— The data —
----------------

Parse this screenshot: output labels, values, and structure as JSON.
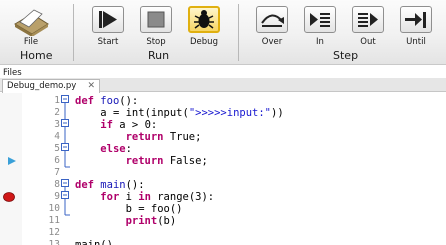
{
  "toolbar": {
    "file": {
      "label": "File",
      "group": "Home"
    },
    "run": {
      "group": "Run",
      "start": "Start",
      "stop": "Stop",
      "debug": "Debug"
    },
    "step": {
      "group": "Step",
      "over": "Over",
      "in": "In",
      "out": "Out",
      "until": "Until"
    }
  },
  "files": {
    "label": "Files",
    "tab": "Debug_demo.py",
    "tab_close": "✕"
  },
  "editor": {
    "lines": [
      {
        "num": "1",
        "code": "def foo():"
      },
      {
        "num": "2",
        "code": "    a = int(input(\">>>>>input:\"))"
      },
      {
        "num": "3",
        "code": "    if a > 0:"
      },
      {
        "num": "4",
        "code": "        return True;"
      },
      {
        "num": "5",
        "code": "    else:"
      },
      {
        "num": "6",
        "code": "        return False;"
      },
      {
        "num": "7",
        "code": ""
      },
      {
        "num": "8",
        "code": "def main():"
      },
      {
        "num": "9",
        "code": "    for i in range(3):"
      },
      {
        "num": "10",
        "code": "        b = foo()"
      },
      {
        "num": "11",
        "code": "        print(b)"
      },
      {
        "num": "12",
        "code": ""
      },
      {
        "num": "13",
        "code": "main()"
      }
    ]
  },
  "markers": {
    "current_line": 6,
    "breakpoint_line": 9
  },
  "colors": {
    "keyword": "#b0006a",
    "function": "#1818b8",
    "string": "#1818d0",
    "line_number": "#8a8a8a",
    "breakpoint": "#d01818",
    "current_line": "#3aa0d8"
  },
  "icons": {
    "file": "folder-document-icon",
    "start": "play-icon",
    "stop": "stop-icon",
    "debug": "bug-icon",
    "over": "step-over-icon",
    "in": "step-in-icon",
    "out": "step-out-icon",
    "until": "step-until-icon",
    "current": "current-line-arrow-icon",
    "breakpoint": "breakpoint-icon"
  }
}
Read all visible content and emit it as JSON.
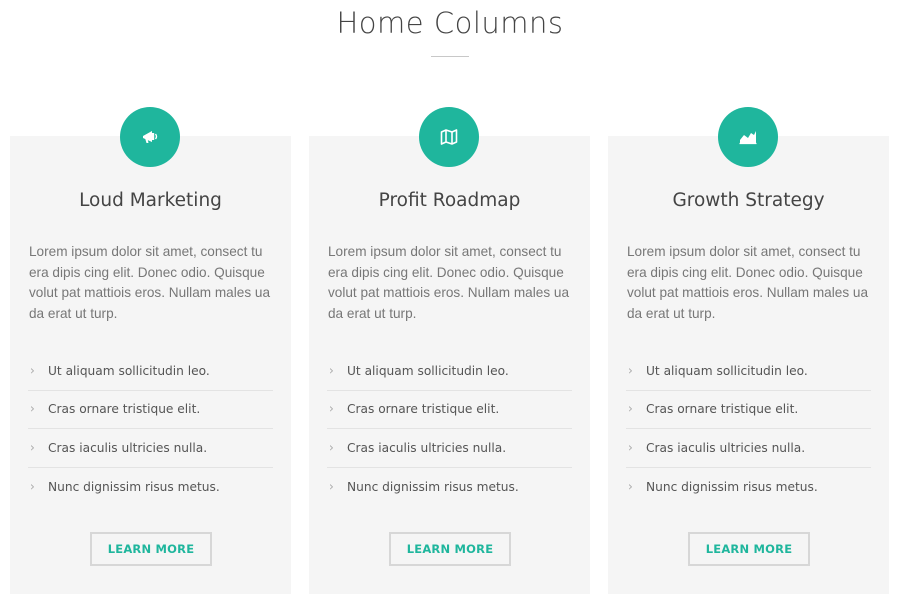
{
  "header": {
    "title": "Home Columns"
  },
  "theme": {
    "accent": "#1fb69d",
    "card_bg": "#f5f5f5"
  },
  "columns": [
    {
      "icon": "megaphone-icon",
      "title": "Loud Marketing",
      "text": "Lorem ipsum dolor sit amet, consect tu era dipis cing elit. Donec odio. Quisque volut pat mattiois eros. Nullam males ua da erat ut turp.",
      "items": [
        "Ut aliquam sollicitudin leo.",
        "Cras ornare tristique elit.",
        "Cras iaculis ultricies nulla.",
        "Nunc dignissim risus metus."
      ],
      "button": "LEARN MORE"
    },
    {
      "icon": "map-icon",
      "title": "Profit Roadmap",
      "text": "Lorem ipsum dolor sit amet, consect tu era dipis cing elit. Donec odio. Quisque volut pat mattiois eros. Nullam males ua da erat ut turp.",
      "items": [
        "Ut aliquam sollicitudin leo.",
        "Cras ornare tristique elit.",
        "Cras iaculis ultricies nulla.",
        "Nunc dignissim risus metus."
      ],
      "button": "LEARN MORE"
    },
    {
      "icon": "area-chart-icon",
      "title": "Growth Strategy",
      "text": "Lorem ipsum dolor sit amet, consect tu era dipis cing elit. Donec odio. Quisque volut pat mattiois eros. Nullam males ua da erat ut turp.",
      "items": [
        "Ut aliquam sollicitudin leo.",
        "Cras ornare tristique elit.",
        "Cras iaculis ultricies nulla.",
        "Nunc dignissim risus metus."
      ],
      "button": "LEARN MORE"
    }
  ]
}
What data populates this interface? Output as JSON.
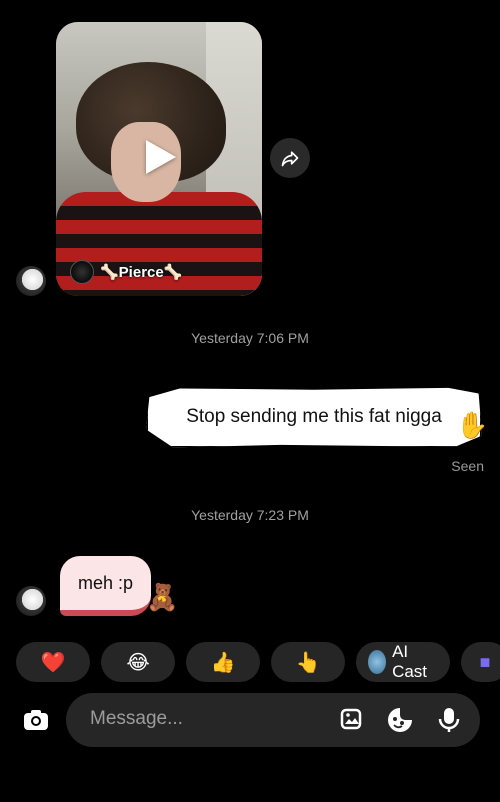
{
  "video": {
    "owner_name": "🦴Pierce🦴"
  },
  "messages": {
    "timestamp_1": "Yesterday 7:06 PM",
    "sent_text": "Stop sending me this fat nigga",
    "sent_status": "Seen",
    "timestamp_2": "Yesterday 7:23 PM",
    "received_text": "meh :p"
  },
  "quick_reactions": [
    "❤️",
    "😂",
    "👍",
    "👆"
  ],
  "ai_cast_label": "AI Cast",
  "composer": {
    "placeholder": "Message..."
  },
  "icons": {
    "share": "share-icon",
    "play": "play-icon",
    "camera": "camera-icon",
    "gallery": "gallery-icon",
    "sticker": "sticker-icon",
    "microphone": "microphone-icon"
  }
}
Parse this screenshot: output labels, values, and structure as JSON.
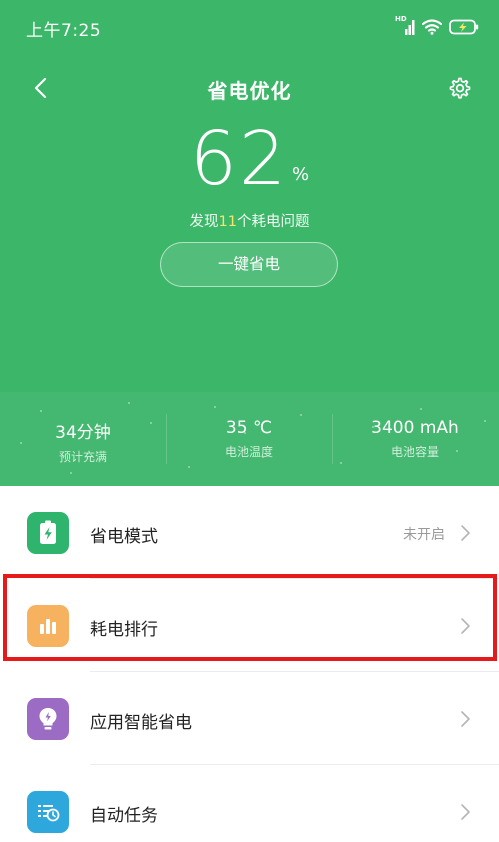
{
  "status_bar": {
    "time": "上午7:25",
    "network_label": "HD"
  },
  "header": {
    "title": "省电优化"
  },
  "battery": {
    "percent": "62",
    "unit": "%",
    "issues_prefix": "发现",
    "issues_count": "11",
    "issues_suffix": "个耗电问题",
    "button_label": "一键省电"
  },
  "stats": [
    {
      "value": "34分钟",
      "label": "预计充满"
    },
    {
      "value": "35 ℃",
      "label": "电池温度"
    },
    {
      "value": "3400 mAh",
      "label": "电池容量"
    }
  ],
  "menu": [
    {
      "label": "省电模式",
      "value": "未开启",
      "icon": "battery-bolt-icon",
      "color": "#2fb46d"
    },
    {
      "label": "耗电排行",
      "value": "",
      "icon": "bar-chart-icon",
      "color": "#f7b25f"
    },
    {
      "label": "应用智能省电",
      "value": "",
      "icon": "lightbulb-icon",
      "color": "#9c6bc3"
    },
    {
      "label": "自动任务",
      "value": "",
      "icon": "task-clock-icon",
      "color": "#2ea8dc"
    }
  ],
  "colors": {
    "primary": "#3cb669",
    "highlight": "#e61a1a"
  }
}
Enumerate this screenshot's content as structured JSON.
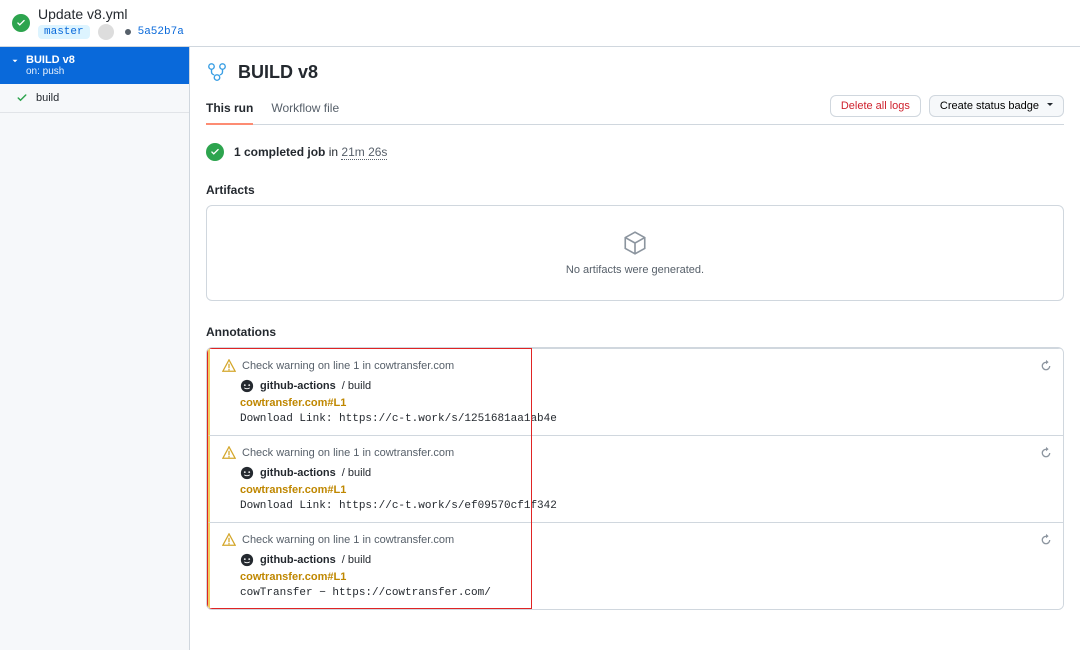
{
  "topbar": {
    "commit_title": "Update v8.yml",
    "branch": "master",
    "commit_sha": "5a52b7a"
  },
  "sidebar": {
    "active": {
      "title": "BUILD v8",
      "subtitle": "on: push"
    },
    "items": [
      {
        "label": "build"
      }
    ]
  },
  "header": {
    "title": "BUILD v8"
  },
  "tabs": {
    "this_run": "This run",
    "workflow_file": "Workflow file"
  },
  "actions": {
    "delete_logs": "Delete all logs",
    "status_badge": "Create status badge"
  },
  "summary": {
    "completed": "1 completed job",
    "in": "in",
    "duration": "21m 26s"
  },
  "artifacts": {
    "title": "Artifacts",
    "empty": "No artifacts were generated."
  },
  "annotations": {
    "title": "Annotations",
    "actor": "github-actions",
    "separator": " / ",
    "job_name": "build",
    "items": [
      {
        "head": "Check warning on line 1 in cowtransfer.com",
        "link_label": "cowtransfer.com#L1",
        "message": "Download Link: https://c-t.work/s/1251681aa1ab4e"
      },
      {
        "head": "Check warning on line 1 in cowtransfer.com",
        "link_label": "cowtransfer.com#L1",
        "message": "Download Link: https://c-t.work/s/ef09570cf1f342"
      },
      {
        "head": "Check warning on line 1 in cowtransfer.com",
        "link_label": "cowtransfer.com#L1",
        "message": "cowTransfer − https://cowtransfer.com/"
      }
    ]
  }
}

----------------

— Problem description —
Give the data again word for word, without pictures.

— Written reply —
Parse this screenshot: output labels, values, and structure as JSON.
{
  "toolbar": {
    "file": {
      "label": "File",
      "group": "Home"
    },
    "run": {
      "group": "Run",
      "start": "Start",
      "stop": "Stop",
      "debug": "Debug"
    },
    "step": {
      "group": "Step",
      "over": "Over",
      "in": "In",
      "out": "Out",
      "until": "Until"
    }
  },
  "files": {
    "label": "Files",
    "tab": "Debug_demo.py",
    "tab_close": "✕"
  },
  "editor": {
    "lines": [
      {
        "num": "1",
        "code": "def foo():"
      },
      {
        "num": "2",
        "code": "    a = int(input(\">>>>>input:\"))"
      },
      {
        "num": "3",
        "code": "    if a > 0:"
      },
      {
        "num": "4",
        "code": "        return True;"
      },
      {
        "num": "5",
        "code": "    else:"
      },
      {
        "num": "6",
        "code": "        return False;"
      },
      {
        "num": "7",
        "code": ""
      },
      {
        "num": "8",
        "code": "def main():"
      },
      {
        "num": "9",
        "code": "    for i in range(3):"
      },
      {
        "num": "10",
        "code": "        b = foo()"
      },
      {
        "num": "11",
        "code": "        print(b)"
      },
      {
        "num": "12",
        "code": ""
      },
      {
        "num": "13",
        "code": "main()"
      }
    ]
  },
  "markers": {
    "current_line": 6,
    "breakpoint_line": 9
  },
  "colors": {
    "keyword": "#b0006a",
    "function": "#1818b8",
    "string": "#1818d0",
    "line_number": "#8a8a8a",
    "breakpoint": "#d01818",
    "current_line": "#3aa0d8"
  },
  "icons": {
    "file": "folder-document-icon",
    "start": "play-icon",
    "stop": "stop-icon",
    "debug": "bug-icon",
    "over": "step-over-icon",
    "in": "step-in-icon",
    "out": "step-out-icon",
    "until": "step-until-icon",
    "current": "current-line-arrow-icon",
    "breakpoint": "breakpoint-icon"
  }
}
Read all visible content and emit it as JSON.
{
  "header": {
    "title": "Home Columns"
  },
  "theme": {
    "accent": "#1fb69d",
    "card_bg": "#f5f5f5"
  },
  "columns": [
    {
      "icon": "megaphone-icon",
      "title": "Loud Marketing",
      "text": "Lorem ipsum dolor sit amet, consect tu era dipis cing elit. Donec odio. Quisque volut pat mattiois eros. Nullam males ua da erat ut turp.",
      "items": [
        "Ut aliquam sollicitudin leo.",
        "Cras ornare tristique elit.",
        "Cras iaculis ultricies nulla.",
        "Nunc dignissim risus metus."
      ],
      "button": "LEARN MORE"
    },
    {
      "icon": "map-icon",
      "title": "Profit Roadmap",
      "text": "Lorem ipsum dolor sit amet, consect tu era dipis cing elit. Donec odio. Quisque volut pat mattiois eros. Nullam males ua da erat ut turp.",
      "items": [
        "Ut aliquam sollicitudin leo.",
        "Cras ornare tristique elit.",
        "Cras iaculis ultricies nulla.",
        "Nunc dignissim risus metus."
      ],
      "button": "LEARN MORE"
    },
    {
      "icon": "area-chart-icon",
      "title": "Growth Strategy",
      "text": "Lorem ipsum dolor sit amet, consect tu era dipis cing elit. Donec odio. Quisque volut pat mattiois eros. Nullam males ua da erat ut turp.",
      "items": [
        "Ut aliquam sollicitudin leo.",
        "Cras ornare tristique elit.",
        "Cras iaculis ultricies nulla.",
        "Nunc dignissim risus metus."
      ],
      "button": "LEARN MORE"
    }
  ]
}
What data populates this interface? Output as JSON.
{
  "video": {
    "owner_name": "🦴Pierce🦴"
  },
  "messages": {
    "timestamp_1": "Yesterday 7:06 PM",
    "sent_text": "Stop sending me this fat nigga",
    "sent_status": "Seen",
    "timestamp_2": "Yesterday 7:23 PM",
    "received_text": "meh :p"
  },
  "quick_reactions": [
    "❤️",
    "😂",
    "👍",
    "👆"
  ],
  "ai_cast_label": "AI Cast",
  "composer": {
    "placeholder": "Message..."
  },
  "icons": {
    "share": "share-icon",
    "play": "play-icon",
    "camera": "camera-icon",
    "gallery": "gallery-icon",
    "sticker": "sticker-icon",
    "microphone": "microphone-icon"
  }
}
Parse this screenshot: output labels, values, and structure as JSON.
{
  "status_bar": {
    "time": "上午7:25",
    "network_label": "HD"
  },
  "header": {
    "title": "省电优化"
  },
  "battery": {
    "percent": "62",
    "unit": "%",
    "issues_prefix": "发现",
    "issues_count": "11",
    "issues_suffix": "个耗电问题",
    "button_label": "一键省电"
  },
  "stats": [
    {
      "value": "34分钟",
      "label": "预计充满"
    },
    {
      "value": "35 ℃",
      "label": "电池温度"
    },
    {
      "value": "3400 mAh",
      "label": "电池容量"
    }
  ],
  "menu": [
    {
      "label": "省电模式",
      "value": "未开启",
      "icon": "battery-bolt-icon",
      "color": "#2fb46d"
    },
    {
      "label": "耗电排行",
      "value": "",
      "icon": "bar-chart-icon",
      "color": "#f7b25f"
    },
    {
      "label": "应用智能省电",
      "value": "",
      "icon": "lightbulb-icon",
      "color": "#9c6bc3"
    },
    {
      "label": "自动任务",
      "value": "",
      "icon": "task-clock-icon",
      "color": "#2ea8dc"
    }
  ],
  "colors": {
    "primary": "#3cb669",
    "highlight": "#e61a1a"
  }
}
Enumerate this screenshot's content as structured JSON.
{
  "topbar": {
    "commit_title": "Update v8.yml",
    "branch": "master",
    "commit_sha": "5a52b7a"
  },
  "sidebar": {
    "active": {
      "title": "BUILD v8",
      "subtitle": "on: push"
    },
    "items": [
      {
        "label": "build"
      }
    ]
  },
  "header": {
    "title": "BUILD v8"
  },
  "tabs": {
    "this_run": "This run",
    "workflow_file": "Workflow file"
  },
  "actions": {
    "delete_logs": "Delete all logs",
    "status_badge": "Create status badge"
  },
  "summary": {
    "completed": "1 completed job",
    "in": "in",
    "duration": "21m 26s"
  },
  "artifacts": {
    "title": "Artifacts",
    "empty": "No artifacts were generated."
  },
  "annotations": {
    "title": "Annotations",
    "actor": "github-actions",
    "separator": " / ",
    "job_name": "build",
    "items": [
      {
        "head": "Check warning on line 1 in cowtransfer.com",
        "link_label": "cowtransfer.com#L1",
        "message": "Download Link: https://c-t.work/s/1251681aa1ab4e"
      },
      {
        "head": "Check warning on line 1 in cowtransfer.com",
        "link_label": "cowtransfer.com#L1",
        "message": "Download Link: https://c-t.work/s/ef09570cf1f342"
      },
      {
        "head": "Check warning on line 1 in cowtransfer.com",
        "link_label": "cowtransfer.com#L1",
        "message": "cowTransfer − https://cowtransfer.com/"
      }
    ]
  }
}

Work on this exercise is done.